Have you ever looked out the window and mentally kicked yourself because you didn’t think to check the weather before you left home? And now it’s raining and your sprinklers are scheduled to turn on right about…now?
A rain sensor would save you the mental anguish and money from not running your sprinklers during a thunderstorm. You’ll conserve water while still maintaining your lawn if you let a rain sensor manage your sprinklers.
If you’re one of those people who needs to know how something works before you install it, this post is for you, because we’re discussing how rain sensors work.
First, what is a rain sensor?
As you might have guessed, it senses rain.
It’s a device that communicates with your sprinkler timer about the level of rainfall. If enough rain has fallen, then the sensors let the timer know to skip the next cycle and not run.
It’s a convenient piece of technology. If you’re out of town or just unaware of the weather forecast, the rain sensor will make sure your lawn isn’t overwatered.
Types of Rain Sensors and How They Work
When you live in the Midwest, you get used to rapid changes in the weather. You know the saying, “if you don’t like the weather, wait five minutes.”
That’s fine if you’re just taking off an outer layer because you’re too warm or keeping a spare umbrella in your car. But when you’re a sprinkler system, you need more help knowing when the weather isn’t good for you to turn on.
Depending on the type of yard you have, where you live, and how often it rains, you might choose a different type of rain sensor.
Rainfall collection cup
This rain sensor stops the sprinkler from turning on when the rainfall cup fills to a certain level. A possible issue that could arise is a false fill signal. Leaves, debris, and even bugs can fill up the collection cup, causing the sprinklers to shut off.
Expansion disk rain sensors operate via a gauge attached to the sprinkler system. Disks inside the gauge absorb water and expand as more rain falls. That sends a message to the sprinkler system controller and interrupts the signal that turns on the sprinkler. The signal is blocked until the disks shrink back to their original, dry size. Then the sprinkler controller receives the start signal once more and resumes its regular schedule.
Benefits of a Rain Sensor
No matter the type of rain sensor you choose, all rain sensors offer many advantages over not having one attached to your automatic sprinkler system. Some of the benefits, both immediate and long-term, include:
- Saving money
Whether you pay for city water or spend electricity running a pump, the money you save over time will more than pay for the rain sensor.
- Extending sprinkler system life span
Every irrigation system is a lot of moving parts. If the parts are utilized less frequently, like during the rainy season, they will last longer.
- Conserving water
Less water is wasted when less supplemental water is needed to hydrate your lawn or garden.
Save Water with Pro Irrigation
Nowhere else will our residential or commercial customers find the 5-Star Experience – delivering value the way you see it, dependability, innovation, and a culture of growth that fuels our service commitment and your lawn’s ongoing success.
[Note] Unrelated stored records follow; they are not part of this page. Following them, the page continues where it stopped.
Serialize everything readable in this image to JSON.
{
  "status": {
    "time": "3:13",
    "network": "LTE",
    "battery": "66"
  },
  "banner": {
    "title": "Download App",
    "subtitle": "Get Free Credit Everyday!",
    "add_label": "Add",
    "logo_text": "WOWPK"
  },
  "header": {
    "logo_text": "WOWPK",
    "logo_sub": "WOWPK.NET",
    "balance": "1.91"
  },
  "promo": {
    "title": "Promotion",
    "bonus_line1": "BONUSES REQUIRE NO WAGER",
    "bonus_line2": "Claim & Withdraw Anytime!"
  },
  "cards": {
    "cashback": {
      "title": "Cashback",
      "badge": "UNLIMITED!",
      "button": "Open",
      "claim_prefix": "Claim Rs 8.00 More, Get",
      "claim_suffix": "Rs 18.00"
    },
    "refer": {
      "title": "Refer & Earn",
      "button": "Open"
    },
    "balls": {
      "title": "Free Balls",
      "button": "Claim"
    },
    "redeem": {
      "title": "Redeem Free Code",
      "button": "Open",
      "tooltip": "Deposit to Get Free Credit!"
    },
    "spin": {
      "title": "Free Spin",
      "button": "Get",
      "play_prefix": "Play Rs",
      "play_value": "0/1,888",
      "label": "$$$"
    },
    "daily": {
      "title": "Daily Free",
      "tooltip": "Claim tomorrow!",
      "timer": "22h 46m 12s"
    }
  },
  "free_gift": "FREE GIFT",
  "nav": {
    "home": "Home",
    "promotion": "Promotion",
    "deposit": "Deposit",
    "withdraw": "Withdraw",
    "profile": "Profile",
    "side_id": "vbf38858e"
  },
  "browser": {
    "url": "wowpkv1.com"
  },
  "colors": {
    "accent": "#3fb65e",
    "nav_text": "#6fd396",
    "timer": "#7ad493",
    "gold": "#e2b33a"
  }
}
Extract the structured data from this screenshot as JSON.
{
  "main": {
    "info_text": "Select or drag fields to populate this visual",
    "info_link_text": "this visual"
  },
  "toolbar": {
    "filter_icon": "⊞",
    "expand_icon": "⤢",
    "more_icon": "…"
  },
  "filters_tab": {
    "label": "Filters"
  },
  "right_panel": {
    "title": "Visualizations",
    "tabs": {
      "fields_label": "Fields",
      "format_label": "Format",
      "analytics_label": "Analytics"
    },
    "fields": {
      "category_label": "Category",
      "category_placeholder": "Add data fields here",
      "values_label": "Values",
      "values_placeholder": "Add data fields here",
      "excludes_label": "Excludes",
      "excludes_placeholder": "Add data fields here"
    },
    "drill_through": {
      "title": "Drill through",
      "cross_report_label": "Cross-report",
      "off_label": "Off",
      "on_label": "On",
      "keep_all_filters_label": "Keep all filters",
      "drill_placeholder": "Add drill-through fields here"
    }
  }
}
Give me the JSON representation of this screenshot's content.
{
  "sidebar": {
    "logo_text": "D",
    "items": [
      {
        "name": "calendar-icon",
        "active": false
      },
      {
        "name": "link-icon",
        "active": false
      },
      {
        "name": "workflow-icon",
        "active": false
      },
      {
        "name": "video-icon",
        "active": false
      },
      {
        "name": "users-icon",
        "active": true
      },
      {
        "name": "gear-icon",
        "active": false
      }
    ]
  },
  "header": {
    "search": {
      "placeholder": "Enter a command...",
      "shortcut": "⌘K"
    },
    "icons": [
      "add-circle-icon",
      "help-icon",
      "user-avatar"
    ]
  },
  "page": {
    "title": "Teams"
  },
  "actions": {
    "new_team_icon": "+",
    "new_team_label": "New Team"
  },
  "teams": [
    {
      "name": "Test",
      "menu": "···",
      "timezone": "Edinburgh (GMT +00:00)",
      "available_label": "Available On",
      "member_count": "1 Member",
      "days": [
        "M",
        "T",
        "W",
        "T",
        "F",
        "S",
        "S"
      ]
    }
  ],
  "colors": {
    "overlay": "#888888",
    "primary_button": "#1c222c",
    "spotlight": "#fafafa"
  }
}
Let the pros at Professional Irrigation Systems show you how installing the best sprinkler system will have your lawn looking beautiful in no time. Contact us today for a consultation.